╭─ Material shown

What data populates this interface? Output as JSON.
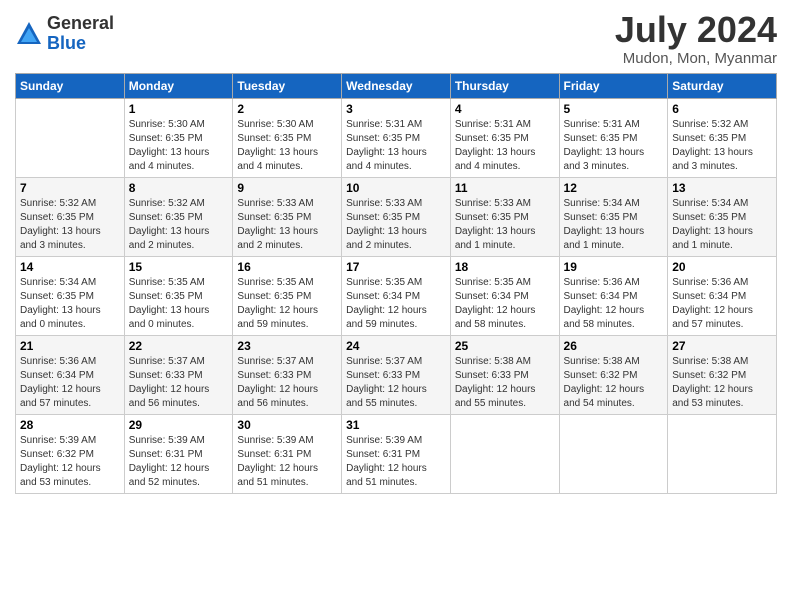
{
  "logo": {
    "general": "General",
    "blue": "Blue"
  },
  "header": {
    "title": "July 2024",
    "subtitle": "Mudon, Mon, Myanmar"
  },
  "days_of_week": [
    "Sunday",
    "Monday",
    "Tuesday",
    "Wednesday",
    "Thursday",
    "Friday",
    "Saturday"
  ],
  "weeks": [
    [
      {
        "day": "",
        "info": ""
      },
      {
        "day": "1",
        "info": "Sunrise: 5:30 AM\nSunset: 6:35 PM\nDaylight: 13 hours\nand 4 minutes."
      },
      {
        "day": "2",
        "info": "Sunrise: 5:30 AM\nSunset: 6:35 PM\nDaylight: 13 hours\nand 4 minutes."
      },
      {
        "day": "3",
        "info": "Sunrise: 5:31 AM\nSunset: 6:35 PM\nDaylight: 13 hours\nand 4 minutes."
      },
      {
        "day": "4",
        "info": "Sunrise: 5:31 AM\nSunset: 6:35 PM\nDaylight: 13 hours\nand 4 minutes."
      },
      {
        "day": "5",
        "info": "Sunrise: 5:31 AM\nSunset: 6:35 PM\nDaylight: 13 hours\nand 3 minutes."
      },
      {
        "day": "6",
        "info": "Sunrise: 5:32 AM\nSunset: 6:35 PM\nDaylight: 13 hours\nand 3 minutes."
      }
    ],
    [
      {
        "day": "7",
        "info": "Sunrise: 5:32 AM\nSunset: 6:35 PM\nDaylight: 13 hours\nand 3 minutes."
      },
      {
        "day": "8",
        "info": "Sunrise: 5:32 AM\nSunset: 6:35 PM\nDaylight: 13 hours\nand 2 minutes."
      },
      {
        "day": "9",
        "info": "Sunrise: 5:33 AM\nSunset: 6:35 PM\nDaylight: 13 hours\nand 2 minutes."
      },
      {
        "day": "10",
        "info": "Sunrise: 5:33 AM\nSunset: 6:35 PM\nDaylight: 13 hours\nand 2 minutes."
      },
      {
        "day": "11",
        "info": "Sunrise: 5:33 AM\nSunset: 6:35 PM\nDaylight: 13 hours\nand 1 minute."
      },
      {
        "day": "12",
        "info": "Sunrise: 5:34 AM\nSunset: 6:35 PM\nDaylight: 13 hours\nand 1 minute."
      },
      {
        "day": "13",
        "info": "Sunrise: 5:34 AM\nSunset: 6:35 PM\nDaylight: 13 hours\nand 1 minute."
      }
    ],
    [
      {
        "day": "14",
        "info": "Sunrise: 5:34 AM\nSunset: 6:35 PM\nDaylight: 13 hours\nand 0 minutes."
      },
      {
        "day": "15",
        "info": "Sunrise: 5:35 AM\nSunset: 6:35 PM\nDaylight: 13 hours\nand 0 minutes."
      },
      {
        "day": "16",
        "info": "Sunrise: 5:35 AM\nSunset: 6:35 PM\nDaylight: 12 hours\nand 59 minutes."
      },
      {
        "day": "17",
        "info": "Sunrise: 5:35 AM\nSunset: 6:34 PM\nDaylight: 12 hours\nand 59 minutes."
      },
      {
        "day": "18",
        "info": "Sunrise: 5:35 AM\nSunset: 6:34 PM\nDaylight: 12 hours\nand 58 minutes."
      },
      {
        "day": "19",
        "info": "Sunrise: 5:36 AM\nSunset: 6:34 PM\nDaylight: 12 hours\nand 58 minutes."
      },
      {
        "day": "20",
        "info": "Sunrise: 5:36 AM\nSunset: 6:34 PM\nDaylight: 12 hours\nand 57 minutes."
      }
    ],
    [
      {
        "day": "21",
        "info": "Sunrise: 5:36 AM\nSunset: 6:34 PM\nDaylight: 12 hours\nand 57 minutes."
      },
      {
        "day": "22",
        "info": "Sunrise: 5:37 AM\nSunset: 6:33 PM\nDaylight: 12 hours\nand 56 minutes."
      },
      {
        "day": "23",
        "info": "Sunrise: 5:37 AM\nSunset: 6:33 PM\nDaylight: 12 hours\nand 56 minutes."
      },
      {
        "day": "24",
        "info": "Sunrise: 5:37 AM\nSunset: 6:33 PM\nDaylight: 12 hours\nand 55 minutes."
      },
      {
        "day": "25",
        "info": "Sunrise: 5:38 AM\nSunset: 6:33 PM\nDaylight: 12 hours\nand 55 minutes."
      },
      {
        "day": "26",
        "info": "Sunrise: 5:38 AM\nSunset: 6:32 PM\nDaylight: 12 hours\nand 54 minutes."
      },
      {
        "day": "27",
        "info": "Sunrise: 5:38 AM\nSunset: 6:32 PM\nDaylight: 12 hours\nand 53 minutes."
      }
    ],
    [
      {
        "day": "28",
        "info": "Sunrise: 5:39 AM\nSunset: 6:32 PM\nDaylight: 12 hours\nand 53 minutes."
      },
      {
        "day": "29",
        "info": "Sunrise: 5:39 AM\nSunset: 6:31 PM\nDaylight: 12 hours\nand 52 minutes."
      },
      {
        "day": "30",
        "info": "Sunrise: 5:39 AM\nSunset: 6:31 PM\nDaylight: 12 hours\nand 51 minutes."
      },
      {
        "day": "31",
        "info": "Sunrise: 5:39 AM\nSunset: 6:31 PM\nDaylight: 12 hours\nand 51 minutes."
      },
      {
        "day": "",
        "info": ""
      },
      {
        "day": "",
        "info": ""
      },
      {
        "day": "",
        "info": ""
      }
    ]
  ]
}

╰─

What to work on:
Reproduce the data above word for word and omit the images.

Response box:
What data populates this interface? Output as JSON.
{
  "logo": {
    "general": "General",
    "blue": "Blue"
  },
  "header": {
    "title": "July 2024",
    "subtitle": "Mudon, Mon, Myanmar"
  },
  "days_of_week": [
    "Sunday",
    "Monday",
    "Tuesday",
    "Wednesday",
    "Thursday",
    "Friday",
    "Saturday"
  ],
  "weeks": [
    [
      {
        "day": "",
        "info": ""
      },
      {
        "day": "1",
        "info": "Sunrise: 5:30 AM\nSunset: 6:35 PM\nDaylight: 13 hours\nand 4 minutes."
      },
      {
        "day": "2",
        "info": "Sunrise: 5:30 AM\nSunset: 6:35 PM\nDaylight: 13 hours\nand 4 minutes."
      },
      {
        "day": "3",
        "info": "Sunrise: 5:31 AM\nSunset: 6:35 PM\nDaylight: 13 hours\nand 4 minutes."
      },
      {
        "day": "4",
        "info": "Sunrise: 5:31 AM\nSunset: 6:35 PM\nDaylight: 13 hours\nand 4 minutes."
      },
      {
        "day": "5",
        "info": "Sunrise: 5:31 AM\nSunset: 6:35 PM\nDaylight: 13 hours\nand 3 minutes."
      },
      {
        "day": "6",
        "info": "Sunrise: 5:32 AM\nSunset: 6:35 PM\nDaylight: 13 hours\nand 3 minutes."
      }
    ],
    [
      {
        "day": "7",
        "info": "Sunrise: 5:32 AM\nSunset: 6:35 PM\nDaylight: 13 hours\nand 3 minutes."
      },
      {
        "day": "8",
        "info": "Sunrise: 5:32 AM\nSunset: 6:35 PM\nDaylight: 13 hours\nand 2 minutes."
      },
      {
        "day": "9",
        "info": "Sunrise: 5:33 AM\nSunset: 6:35 PM\nDaylight: 13 hours\nand 2 minutes."
      },
      {
        "day": "10",
        "info": "Sunrise: 5:33 AM\nSunset: 6:35 PM\nDaylight: 13 hours\nand 2 minutes."
      },
      {
        "day": "11",
        "info": "Sunrise: 5:33 AM\nSunset: 6:35 PM\nDaylight: 13 hours\nand 1 minute."
      },
      {
        "day": "12",
        "info": "Sunrise: 5:34 AM\nSunset: 6:35 PM\nDaylight: 13 hours\nand 1 minute."
      },
      {
        "day": "13",
        "info": "Sunrise: 5:34 AM\nSunset: 6:35 PM\nDaylight: 13 hours\nand 1 minute."
      }
    ],
    [
      {
        "day": "14",
        "info": "Sunrise: 5:34 AM\nSunset: 6:35 PM\nDaylight: 13 hours\nand 0 minutes."
      },
      {
        "day": "15",
        "info": "Sunrise: 5:35 AM\nSunset: 6:35 PM\nDaylight: 13 hours\nand 0 minutes."
      },
      {
        "day": "16",
        "info": "Sunrise: 5:35 AM\nSunset: 6:35 PM\nDaylight: 12 hours\nand 59 minutes."
      },
      {
        "day": "17",
        "info": "Sunrise: 5:35 AM\nSunset: 6:34 PM\nDaylight: 12 hours\nand 59 minutes."
      },
      {
        "day": "18",
        "info": "Sunrise: 5:35 AM\nSunset: 6:34 PM\nDaylight: 12 hours\nand 58 minutes."
      },
      {
        "day": "19",
        "info": "Sunrise: 5:36 AM\nSunset: 6:34 PM\nDaylight: 12 hours\nand 58 minutes."
      },
      {
        "day": "20",
        "info": "Sunrise: 5:36 AM\nSunset: 6:34 PM\nDaylight: 12 hours\nand 57 minutes."
      }
    ],
    [
      {
        "day": "21",
        "info": "Sunrise: 5:36 AM\nSunset: 6:34 PM\nDaylight: 12 hours\nand 57 minutes."
      },
      {
        "day": "22",
        "info": "Sunrise: 5:37 AM\nSunset: 6:33 PM\nDaylight: 12 hours\nand 56 minutes."
      },
      {
        "day": "23",
        "info": "Sunrise: 5:37 AM\nSunset: 6:33 PM\nDaylight: 12 hours\nand 56 minutes."
      },
      {
        "day": "24",
        "info": "Sunrise: 5:37 AM\nSunset: 6:33 PM\nDaylight: 12 hours\nand 55 minutes."
      },
      {
        "day": "25",
        "info": "Sunrise: 5:38 AM\nSunset: 6:33 PM\nDaylight: 12 hours\nand 55 minutes."
      },
      {
        "day": "26",
        "info": "Sunrise: 5:38 AM\nSunset: 6:32 PM\nDaylight: 12 hours\nand 54 minutes."
      },
      {
        "day": "27",
        "info": "Sunrise: 5:38 AM\nSunset: 6:32 PM\nDaylight: 12 hours\nand 53 minutes."
      }
    ],
    [
      {
        "day": "28",
        "info": "Sunrise: 5:39 AM\nSunset: 6:32 PM\nDaylight: 12 hours\nand 53 minutes."
      },
      {
        "day": "29",
        "info": "Sunrise: 5:39 AM\nSunset: 6:31 PM\nDaylight: 12 hours\nand 52 minutes."
      },
      {
        "day": "30",
        "info": "Sunrise: 5:39 AM\nSunset: 6:31 PM\nDaylight: 12 hours\nand 51 minutes."
      },
      {
        "day": "31",
        "info": "Sunrise: 5:39 AM\nSunset: 6:31 PM\nDaylight: 12 hours\nand 51 minutes."
      },
      {
        "day": "",
        "info": ""
      },
      {
        "day": "",
        "info": ""
      },
      {
        "day": "",
        "info": ""
      }
    ]
  ]
}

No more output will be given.